Redwood Materials has raised $1 billion in series D shares, allowing the company to extend its capacity in the domestic battery supply chain. According to the company, this will also allow customers to buy U.S.-made battery materials for the first time.
With this achievement, the battery recycling company has now raised about $2 billion of equity capital and maintains a $2 billion loan commitment from the Department of Energy. The company plans to expand its collection of end-of-life batteries and increase its refining capabilities to be able to handle higher quantities of recovered batteries.
The equity funding round was co-led by Goldman Sachs Asset Management, Capricorn’s Technology Impact Fund, and T. Rowe Price Associates. New investors, including OMERS, Caterpillar Venture Capital, Microsoft’s Climate Innovation Fund, Deepwater Asset Management, and others, also invested and will support Redwood’s efforts toward creating a closed-loop battery supply chain.
“As the electrification megatrend continues to accelerate, building a local sustainable battery materials supply chain is more important now than ever,” said Sebastien Gagnon, a managing director in private equity at Goldman Sachs Asset Management. “We believe the Redwood team is well-positioned to become a leader in the battery materials industry. We look forward to working with the company in the coming years and leveraging our firm’s global platform to support Redwood’s growth, which we believe will play an important role in the ongoing energy transition.”
Battery Recycling Responds to Concerns About EV Industry
Electric vehicles have become a major tool for decarbonizing transportation, and the Biden administration aims for EVs to represent 50% of all new U.S. vehicle sales by 2030. A commonly cited concern about EVs, though, is the emissions and environmental damage caused by their manufacturing process. Further, EV industry growth may be hindered by the limited nature amount of materials used to make batteries, such as lithium and cobalt.
Lithium-ion battery recycling responds to these concerns.
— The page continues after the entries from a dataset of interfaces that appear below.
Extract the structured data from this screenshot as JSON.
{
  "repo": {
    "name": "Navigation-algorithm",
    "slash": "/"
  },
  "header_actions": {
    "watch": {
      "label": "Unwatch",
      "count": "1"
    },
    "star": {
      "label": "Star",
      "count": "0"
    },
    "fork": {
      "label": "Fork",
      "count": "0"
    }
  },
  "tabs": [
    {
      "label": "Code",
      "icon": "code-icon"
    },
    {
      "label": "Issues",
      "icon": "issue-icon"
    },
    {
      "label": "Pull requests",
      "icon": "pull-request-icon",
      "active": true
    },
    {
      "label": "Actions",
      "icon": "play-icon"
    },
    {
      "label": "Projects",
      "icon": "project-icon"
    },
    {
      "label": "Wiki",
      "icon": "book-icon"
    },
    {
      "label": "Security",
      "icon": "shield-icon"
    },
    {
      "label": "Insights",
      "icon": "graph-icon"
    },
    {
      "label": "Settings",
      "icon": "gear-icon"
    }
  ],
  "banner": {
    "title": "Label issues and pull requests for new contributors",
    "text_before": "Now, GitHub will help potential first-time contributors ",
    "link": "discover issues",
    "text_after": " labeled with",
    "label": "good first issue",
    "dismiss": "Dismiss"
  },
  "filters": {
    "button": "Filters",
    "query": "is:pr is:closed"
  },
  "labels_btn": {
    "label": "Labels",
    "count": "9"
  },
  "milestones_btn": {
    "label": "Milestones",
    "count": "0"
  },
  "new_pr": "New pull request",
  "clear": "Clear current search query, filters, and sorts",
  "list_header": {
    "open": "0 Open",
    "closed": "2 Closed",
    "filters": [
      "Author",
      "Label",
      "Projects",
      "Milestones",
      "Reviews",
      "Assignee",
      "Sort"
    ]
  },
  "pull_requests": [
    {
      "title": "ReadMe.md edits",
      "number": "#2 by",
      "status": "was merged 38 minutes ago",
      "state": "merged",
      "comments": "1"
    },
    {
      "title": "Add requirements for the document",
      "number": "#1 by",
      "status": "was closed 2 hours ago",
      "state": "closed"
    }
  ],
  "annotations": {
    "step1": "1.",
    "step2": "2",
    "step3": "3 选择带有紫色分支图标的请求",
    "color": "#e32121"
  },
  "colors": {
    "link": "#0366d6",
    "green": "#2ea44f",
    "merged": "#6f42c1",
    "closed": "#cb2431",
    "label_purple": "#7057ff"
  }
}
Redwood’s ability to recycle lithium-ion batteries decreases global reliance on mining and can help lower the overall cost of EV batteries by keeping critical materials in circulation.
At present, only 5% of lithium-ion-containing devices are recycled, and on average, consumers only keep their devices for about three years. Therefore, there is massive potential for the lithium-ion recycling industry to increase the amount of available lithium to use in EV creation while creating a more sustainable EV industry.